Of bowls and bats

The May/June 2008 issue of Archaeology ran a fascinating feature on a 'Townsend's long-eared bat' bowl (c.1050-1150 AD) in its Artifact column. The bowl was found in the Cameron Creek area of New Mexico in the Mimbres River basin.

Bats feature in literature (Shakespeare ...) and art (Goya ...), but it would be interesting to discover other bat representations on ancient pottery.

Ilhuicamina
(aka Thomas Aleto),
Professor of Anthropology at St. Louis, Missouri has posted a fine Mayan bat plate on flickr, and also a Zapotec bat bowl from the Saint Louis Art Museum.

The clay face of a bat was found at Taíno, a pre-Columbian ceremonial site in Puerto Rico. Source: an article by Mike Toner in Archaeology, Volume 61 Number 2, March/April 2008.

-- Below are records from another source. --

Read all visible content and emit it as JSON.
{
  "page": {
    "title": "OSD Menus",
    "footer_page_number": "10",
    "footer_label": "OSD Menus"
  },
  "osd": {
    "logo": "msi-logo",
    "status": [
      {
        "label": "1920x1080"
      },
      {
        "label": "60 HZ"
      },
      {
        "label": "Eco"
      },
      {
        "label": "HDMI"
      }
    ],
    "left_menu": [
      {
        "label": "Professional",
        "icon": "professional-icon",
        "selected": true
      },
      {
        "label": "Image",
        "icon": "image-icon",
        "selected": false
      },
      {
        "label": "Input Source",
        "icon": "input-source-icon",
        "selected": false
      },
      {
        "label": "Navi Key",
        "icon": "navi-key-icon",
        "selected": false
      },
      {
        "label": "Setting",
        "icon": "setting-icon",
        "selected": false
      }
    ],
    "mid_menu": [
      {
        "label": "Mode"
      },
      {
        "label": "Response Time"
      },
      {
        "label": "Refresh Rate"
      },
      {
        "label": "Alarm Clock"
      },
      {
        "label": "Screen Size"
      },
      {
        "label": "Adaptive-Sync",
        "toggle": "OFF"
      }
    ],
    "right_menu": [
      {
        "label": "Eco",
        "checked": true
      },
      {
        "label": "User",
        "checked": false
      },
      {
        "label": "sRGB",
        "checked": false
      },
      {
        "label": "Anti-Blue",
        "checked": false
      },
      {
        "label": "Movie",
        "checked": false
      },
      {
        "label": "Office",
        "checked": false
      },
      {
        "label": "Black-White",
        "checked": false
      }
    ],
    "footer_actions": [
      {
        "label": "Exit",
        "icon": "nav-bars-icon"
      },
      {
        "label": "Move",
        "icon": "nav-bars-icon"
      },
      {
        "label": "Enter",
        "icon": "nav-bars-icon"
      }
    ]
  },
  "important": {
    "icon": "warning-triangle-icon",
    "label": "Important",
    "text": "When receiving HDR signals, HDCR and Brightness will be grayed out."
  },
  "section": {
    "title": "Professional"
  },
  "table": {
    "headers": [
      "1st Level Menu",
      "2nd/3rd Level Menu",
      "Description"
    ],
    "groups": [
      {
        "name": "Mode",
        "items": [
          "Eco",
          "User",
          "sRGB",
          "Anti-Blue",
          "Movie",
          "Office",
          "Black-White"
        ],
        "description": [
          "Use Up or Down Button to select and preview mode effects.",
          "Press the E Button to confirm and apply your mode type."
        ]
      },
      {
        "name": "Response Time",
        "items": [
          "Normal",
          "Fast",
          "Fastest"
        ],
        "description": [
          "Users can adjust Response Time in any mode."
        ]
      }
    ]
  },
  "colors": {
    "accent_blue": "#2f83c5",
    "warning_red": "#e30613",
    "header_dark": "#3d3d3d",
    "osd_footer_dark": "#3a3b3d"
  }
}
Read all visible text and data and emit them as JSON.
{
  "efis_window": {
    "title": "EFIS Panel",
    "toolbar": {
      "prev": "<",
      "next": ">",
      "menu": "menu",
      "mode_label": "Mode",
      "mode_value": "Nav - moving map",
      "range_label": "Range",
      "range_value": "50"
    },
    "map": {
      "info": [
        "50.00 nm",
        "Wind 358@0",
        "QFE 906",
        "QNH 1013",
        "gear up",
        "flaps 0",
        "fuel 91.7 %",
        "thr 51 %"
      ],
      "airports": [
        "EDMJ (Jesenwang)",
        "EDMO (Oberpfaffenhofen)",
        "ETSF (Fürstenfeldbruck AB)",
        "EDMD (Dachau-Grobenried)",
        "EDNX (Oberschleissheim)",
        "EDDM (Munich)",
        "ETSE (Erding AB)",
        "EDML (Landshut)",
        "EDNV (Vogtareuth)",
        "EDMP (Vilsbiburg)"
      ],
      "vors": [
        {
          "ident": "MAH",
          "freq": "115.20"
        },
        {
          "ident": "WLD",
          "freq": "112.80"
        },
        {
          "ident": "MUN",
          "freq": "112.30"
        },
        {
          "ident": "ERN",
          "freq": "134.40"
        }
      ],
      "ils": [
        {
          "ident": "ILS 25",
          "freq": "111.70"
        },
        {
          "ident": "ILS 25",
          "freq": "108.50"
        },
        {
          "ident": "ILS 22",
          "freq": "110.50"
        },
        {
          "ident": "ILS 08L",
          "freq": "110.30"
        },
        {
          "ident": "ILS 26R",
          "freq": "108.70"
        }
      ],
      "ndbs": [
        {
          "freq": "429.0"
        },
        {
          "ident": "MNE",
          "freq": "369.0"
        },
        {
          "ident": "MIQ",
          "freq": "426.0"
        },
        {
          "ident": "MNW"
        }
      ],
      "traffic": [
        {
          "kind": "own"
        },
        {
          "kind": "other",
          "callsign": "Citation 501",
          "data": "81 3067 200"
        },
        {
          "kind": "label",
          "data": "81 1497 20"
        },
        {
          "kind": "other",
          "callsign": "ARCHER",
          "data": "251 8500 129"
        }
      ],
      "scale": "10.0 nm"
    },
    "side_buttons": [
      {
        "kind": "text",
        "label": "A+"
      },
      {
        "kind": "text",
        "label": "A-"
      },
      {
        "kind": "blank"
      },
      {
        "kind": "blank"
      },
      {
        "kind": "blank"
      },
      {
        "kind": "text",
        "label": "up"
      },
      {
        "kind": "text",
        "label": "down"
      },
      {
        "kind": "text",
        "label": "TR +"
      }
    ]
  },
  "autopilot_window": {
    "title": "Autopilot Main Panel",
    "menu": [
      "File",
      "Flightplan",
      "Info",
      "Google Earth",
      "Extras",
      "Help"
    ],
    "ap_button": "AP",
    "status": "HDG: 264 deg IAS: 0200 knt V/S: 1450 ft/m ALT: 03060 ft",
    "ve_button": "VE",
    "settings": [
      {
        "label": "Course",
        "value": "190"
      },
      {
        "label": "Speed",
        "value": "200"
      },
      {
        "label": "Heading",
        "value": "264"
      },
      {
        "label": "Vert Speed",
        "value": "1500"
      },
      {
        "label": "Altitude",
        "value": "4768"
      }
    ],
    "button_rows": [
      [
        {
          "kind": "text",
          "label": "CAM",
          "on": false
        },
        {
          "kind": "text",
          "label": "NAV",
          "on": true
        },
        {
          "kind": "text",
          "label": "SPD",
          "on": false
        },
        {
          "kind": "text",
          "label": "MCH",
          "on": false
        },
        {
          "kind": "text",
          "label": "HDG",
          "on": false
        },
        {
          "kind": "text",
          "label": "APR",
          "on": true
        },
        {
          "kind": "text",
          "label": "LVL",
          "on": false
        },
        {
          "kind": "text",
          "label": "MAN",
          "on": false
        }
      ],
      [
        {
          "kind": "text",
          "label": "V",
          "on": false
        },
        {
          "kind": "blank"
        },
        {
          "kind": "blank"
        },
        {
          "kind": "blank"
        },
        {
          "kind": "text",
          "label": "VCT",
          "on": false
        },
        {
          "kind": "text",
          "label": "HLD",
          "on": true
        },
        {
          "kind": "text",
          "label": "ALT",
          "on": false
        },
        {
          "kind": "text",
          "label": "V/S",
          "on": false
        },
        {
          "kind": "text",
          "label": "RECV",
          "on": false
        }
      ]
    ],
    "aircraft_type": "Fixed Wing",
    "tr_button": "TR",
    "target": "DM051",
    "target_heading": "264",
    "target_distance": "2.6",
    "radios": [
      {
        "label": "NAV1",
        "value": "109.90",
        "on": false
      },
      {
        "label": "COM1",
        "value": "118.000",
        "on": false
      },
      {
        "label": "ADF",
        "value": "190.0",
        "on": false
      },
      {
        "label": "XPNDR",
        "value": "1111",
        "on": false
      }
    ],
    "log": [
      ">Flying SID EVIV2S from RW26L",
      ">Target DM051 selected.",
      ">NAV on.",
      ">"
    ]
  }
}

The Met has a pair of gold bat-nosed pendants. Read more about bat representations in the Met timeline (& here for bat representations in the Panama region c.700).

I have already mentioned on my Bookshelf (bottom right) how much I like the poetry anthology On a Bat's Wing, edited by Michael Rosen and published by Five Leaves Poetry.

3 comments:

Mistlethrush said...

Thanks for this - I like bats. Not written about them yet though. Have you?

Coastcard said...

Yes, I love bats, too. Went on my first bat-watch in Northumberland many years ago! These days we have bats in the garden at home.

Yes, I have written poems about bats: three come to mind (two in print - one in Manifold, one in Linkway - and the third, is a finished draft in the 'brewing' (or should that be 'hibernating'?) stage.

Mistlethrush said...

I invited myself on a bat box checking day.
Of course only the bat expert was allowed to ascend the ladders to check / clean out the boxes; the rest of use carried ladders, torches and associated paraphernalia through he brambles for him! Nevertheless it was a pleasant morning.